4. Respond

Not every question needs an answer. Often, we find people need space to share. Consider what they have said to you and offer perspective. If you don’t have a answer, don’t offer one. On the other hand, if you have insight look to connect with them.

It’s a gift when someone asks you a meaningful question. Let’s not miss the opportunity to build the relationship. Discover the question behind the question.

Photo credit by Vadim Sherbakov.

Reads of the Week | 11/07/2015


These five reads from this past week challenged, encouraged, and provided perspective for me. Check them out for yourself.

Leaders Who Can See and Hear Others by Jill Berkowicz and Ann Myers

This article shares the valuable perspective of observant leadership. Successful leaders learn how to listen and see from other people’s perspective.

Dorms for Grownups: A Solution for Lonely Millenials by Alana Semuels

Troy Evans of Syracuse, NY has started to pilot shared space apartments. This fascinating concept infuses our discussions about experiencing community together.

5 Mistakes You’re Making on Instagram by AJ Agrawal

Five insightful pieces of wisdom to help you post to Instagram. A list for all of us to keep in mind.

Why I’m a Pastor Who Stopped Giving Answers by Tom Hughes

Listen to what Tom Hughes points out about Jesus in the Bible:

Throughout the four Gospels in the Bible, Jesus was asked 183 questions. Of those 183 questions, how many do you think he answered directly? Four. He responded to the other 179 questions sometimes with a story, sometimes with an action, but most often with another question.

Perhaps, Jesus’ mode of teaching will help us connect better with each other.

How Suffering Saved my Faith by Shannon Evans

Evans provides a practical view of seeing suffering. She speaks of the process of removing some wrong assumptions about God in the midst of suffering in our lives.
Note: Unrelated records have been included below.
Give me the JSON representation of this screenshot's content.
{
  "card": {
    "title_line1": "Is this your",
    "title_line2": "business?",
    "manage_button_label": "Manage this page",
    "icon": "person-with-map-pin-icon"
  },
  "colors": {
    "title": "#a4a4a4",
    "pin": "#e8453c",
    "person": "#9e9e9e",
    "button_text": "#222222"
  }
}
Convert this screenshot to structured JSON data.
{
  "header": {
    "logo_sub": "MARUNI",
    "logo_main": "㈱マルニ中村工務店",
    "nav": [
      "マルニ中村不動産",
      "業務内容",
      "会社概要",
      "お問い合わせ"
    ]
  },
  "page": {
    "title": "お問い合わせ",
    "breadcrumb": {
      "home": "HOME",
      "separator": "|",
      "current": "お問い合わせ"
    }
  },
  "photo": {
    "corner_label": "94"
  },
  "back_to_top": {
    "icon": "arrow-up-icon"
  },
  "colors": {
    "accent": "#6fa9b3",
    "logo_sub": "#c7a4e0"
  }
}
What were your reads of the week? Share the links in the comment section below.

Photo credit to Mikhail Pavstyuk.

Removing “Should” from Our Vocabulary
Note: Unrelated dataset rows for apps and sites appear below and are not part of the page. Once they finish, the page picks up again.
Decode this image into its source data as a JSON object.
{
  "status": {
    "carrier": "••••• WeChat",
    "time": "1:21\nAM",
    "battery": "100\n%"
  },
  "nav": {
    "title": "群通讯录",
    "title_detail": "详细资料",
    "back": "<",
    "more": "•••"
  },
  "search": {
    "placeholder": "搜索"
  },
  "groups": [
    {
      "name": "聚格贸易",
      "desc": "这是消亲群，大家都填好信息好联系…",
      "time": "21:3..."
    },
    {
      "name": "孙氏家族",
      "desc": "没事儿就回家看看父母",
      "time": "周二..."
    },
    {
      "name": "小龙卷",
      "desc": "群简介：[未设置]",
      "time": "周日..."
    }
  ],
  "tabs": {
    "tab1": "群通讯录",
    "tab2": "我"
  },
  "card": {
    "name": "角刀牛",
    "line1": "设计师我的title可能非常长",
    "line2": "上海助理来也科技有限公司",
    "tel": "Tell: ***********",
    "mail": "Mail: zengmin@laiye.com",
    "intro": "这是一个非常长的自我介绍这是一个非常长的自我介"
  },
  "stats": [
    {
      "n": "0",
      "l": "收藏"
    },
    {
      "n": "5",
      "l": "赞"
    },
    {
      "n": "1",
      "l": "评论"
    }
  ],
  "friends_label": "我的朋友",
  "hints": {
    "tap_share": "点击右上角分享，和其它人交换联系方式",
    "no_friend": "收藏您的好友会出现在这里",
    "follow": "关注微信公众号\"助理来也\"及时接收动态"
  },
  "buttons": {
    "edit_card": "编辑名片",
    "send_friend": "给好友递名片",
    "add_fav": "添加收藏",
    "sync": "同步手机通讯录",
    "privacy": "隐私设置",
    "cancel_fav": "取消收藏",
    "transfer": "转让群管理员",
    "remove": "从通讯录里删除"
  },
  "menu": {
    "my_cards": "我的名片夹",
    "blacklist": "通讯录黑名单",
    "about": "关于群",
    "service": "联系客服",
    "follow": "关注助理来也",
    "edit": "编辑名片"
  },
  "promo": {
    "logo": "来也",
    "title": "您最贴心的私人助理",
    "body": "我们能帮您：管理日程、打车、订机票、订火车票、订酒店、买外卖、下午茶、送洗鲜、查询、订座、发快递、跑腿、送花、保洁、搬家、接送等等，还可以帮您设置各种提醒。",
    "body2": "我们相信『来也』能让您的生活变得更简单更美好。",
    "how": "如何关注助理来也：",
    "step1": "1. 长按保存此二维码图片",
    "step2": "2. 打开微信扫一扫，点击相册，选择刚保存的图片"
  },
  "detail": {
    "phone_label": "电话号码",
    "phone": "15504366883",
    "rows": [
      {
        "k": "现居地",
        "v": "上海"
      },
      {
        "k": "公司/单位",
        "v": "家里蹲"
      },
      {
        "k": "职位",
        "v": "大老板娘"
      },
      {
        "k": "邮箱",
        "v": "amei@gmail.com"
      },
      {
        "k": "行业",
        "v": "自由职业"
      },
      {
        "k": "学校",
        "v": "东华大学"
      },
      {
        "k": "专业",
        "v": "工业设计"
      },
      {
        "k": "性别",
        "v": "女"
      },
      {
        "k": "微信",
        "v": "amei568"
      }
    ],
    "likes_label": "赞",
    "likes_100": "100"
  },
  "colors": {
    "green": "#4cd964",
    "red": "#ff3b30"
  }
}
My wife Robyn and I will celebrate two years of marriage on October 20th. She exudes a great deal of patience, graciousness, and wisdom. I’ll never forget a piece of advice she gave to me. In the midst of a conversation, she said to me, “I think you might want to consider removing ‘should’ from your vocabulary.”
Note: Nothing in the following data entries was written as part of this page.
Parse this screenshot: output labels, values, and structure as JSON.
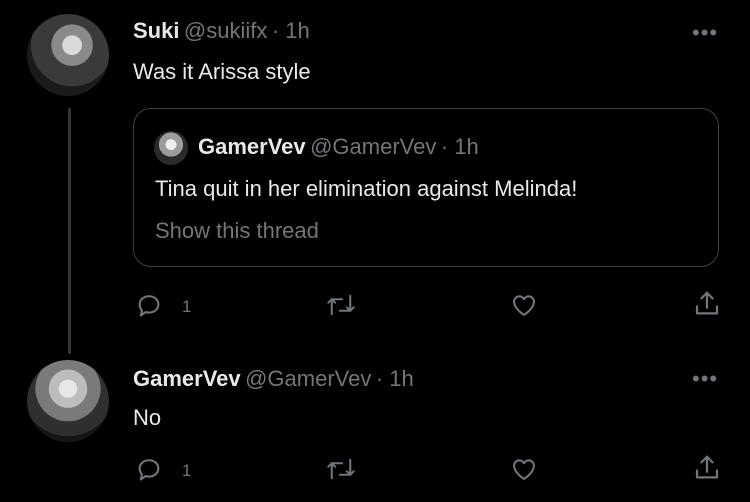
{
  "tweets": [
    {
      "name": "Suki",
      "handle": "@sukiifx",
      "time": "· 1h",
      "text": "Was it Arissa style",
      "reply_count": "1",
      "quote": {
        "name": "GamerVev",
        "handle": "@GamerVev",
        "time": "· 1h",
        "text": "Tina quit in her elimination against Melinda!",
        "link": "Show this thread"
      }
    },
    {
      "name": "GamerVev",
      "handle": "@GamerVev",
      "time": "· 1h",
      "text": "No",
      "reply_count": "1"
    }
  ],
  "more_label": "•••",
  "icons": {
    "reply": "reply-icon",
    "retweet": "retweet-icon",
    "like": "like-icon",
    "share": "share-icon",
    "more": "more-icon"
  },
  "colors": {
    "background": "#000000",
    "primary_text": "#e7e9ea",
    "secondary_text": "#71767b",
    "border": "#3e4144"
  }
}
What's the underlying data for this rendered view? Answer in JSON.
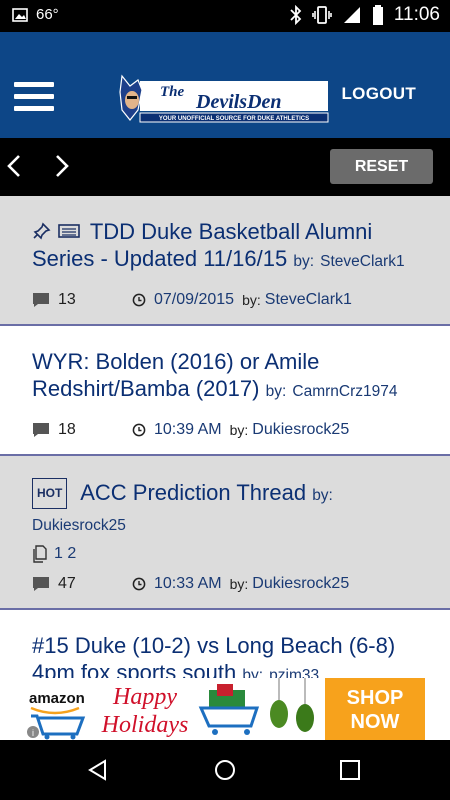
{
  "status_bar": {
    "temperature": "66°",
    "time": "11:06"
  },
  "header": {
    "logo_line1": "The",
    "logo_line2": "DevilsDen",
    "logo_tagline": "YOUR UNOFFICIAL SOURCE FOR DUKE ATHLETICS",
    "logout_label": "LOGOUT"
  },
  "toolbar": {
    "reset_label": "RESET"
  },
  "threads": [
    {
      "title": "TDD Duke Basketball Alumni Series - Updated 11/16/15",
      "by_label": "by:",
      "author": "SteveClark1",
      "comments": "13",
      "time": "07/09/2015",
      "by_label2": "by:",
      "last_user": "SteveClark1"
    },
    {
      "title": "WYR: Bolden (2016) or Amile Redshirt/Bamba (2017)",
      "by_label": "by:",
      "author": "CamrnCrz1974",
      "comments": "18",
      "time": "10:39 AM",
      "by_label2": "by:",
      "last_user": "Dukiesrock25"
    },
    {
      "badge": "HOT",
      "title": "ACC Prediction Thread",
      "by_label": "by:",
      "author": "Dukiesrock25",
      "pages": "1 2",
      "comments": "47",
      "time": "10:33 AM",
      "by_label2": "by:",
      "last_user": "Dukiesrock25"
    },
    {
      "title": "#15 Duke (10-2) vs Long Beach (6-8) 4pm fox sports south",
      "by_label": "by:",
      "author": "pzim33"
    }
  ],
  "ad": {
    "brand": "amazon",
    "line1": "Happy",
    "line2": "Holidays",
    "cta_line1": "SHOP",
    "cta_line2": "NOW"
  },
  "colors": {
    "header_bg": "#0d4687",
    "thread_gray": "#dcdcdc",
    "title": "#0b2f73",
    "ad_cta": "#f7a21c"
  }
}
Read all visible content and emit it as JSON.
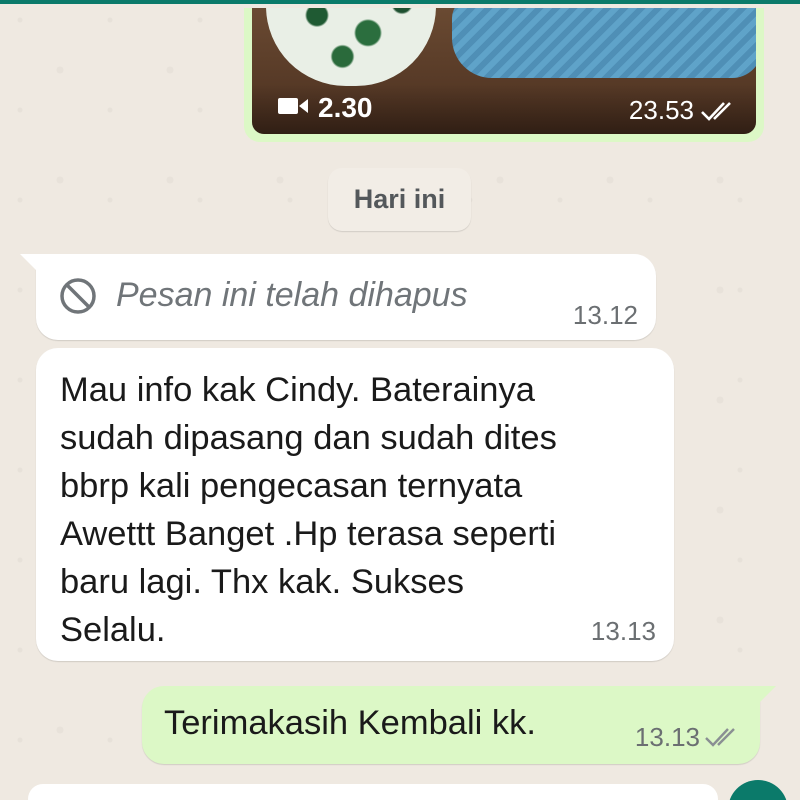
{
  "video_message": {
    "duration": "2.30",
    "time": "23.53",
    "status_icon": "double-check-icon"
  },
  "date_divider": {
    "label": "Hari ini"
  },
  "deleted_message": {
    "text": "Pesan ini telah dihapus",
    "time": "13.12",
    "icon": "blocked-icon"
  },
  "incoming_message": {
    "lines": [
      "Mau info kak Cindy. Baterainya",
      "sudah dipasang dan sudah dites",
      "bbrp kali pengecasan ternyata",
      "Awettt Banget .Hp terasa seperti",
      "baru lagi. Thx kak. Sukses",
      "Selalu."
    ],
    "time": "13.13"
  },
  "outgoing_message": {
    "text": "Terimakasih Kembali kk.",
    "time": "13.13",
    "status_icon": "double-check-icon"
  },
  "colors": {
    "outgoing_bubble": "#dcf8c6",
    "incoming_bubble": "#ffffff",
    "accent": "#0b7a6a",
    "chat_background": "#efe9e1"
  }
}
One word can make a drastic difference in our conversation. She began to indicate to me what a person hears when we tell them, “You should…”

Should implies authority in a moment when a person seeks your understanding.
Should oversimplifies a difficult issue.
Should can accidently or purposely question a person’s intelligence.
Should comes across more about me than you.
Should can rob people of discovering a solution on their own.

Honestly, I still struggle using the word should. Sometimes in our exuberance to help people, we can miss how we come across to them. Removing this word invites us see conversations with others in a different light; removing the focus off of ourselves and giving them the opportunity to process.

Instead of using “should” in our vocabulary, here are four alternatives:

1. Ask Questions

You have the opportunity to help a person discover how they can grow. Questions, focused more on quality than quantity, invite a person to a different perspective. The best questions include Who, What, When, Where and How. At times, Why can carry negative connotations. That might be another post.

Some questions you can consider; What do you think is your next step? When did you start thinking about this? How can grow from this?

2. Share an Experience to Identify Not to Give Advice

Sharing experiences usually result in using the word “should.” Your experiences can identify with another person. Instead of giving advice, you can share what you thought and how you felt. Experiences say, “Me too…”

3. Partner

Look for ways you can join them in finding a solution. It might look like going to the gym with them. You could attend an event with them. They could rehearse a conversation with you. Partnering walks alongside a person.

4. Model

Modeling takes place in the consistency of relationship. Rather than saying “should” live out what you say.

What alternatives to using the word “should” would you add?

Photo Credit Sarah Babineau in Life of Pix.

© 2017

Theme by Anders NorenUp ↑

%d bloggers like this: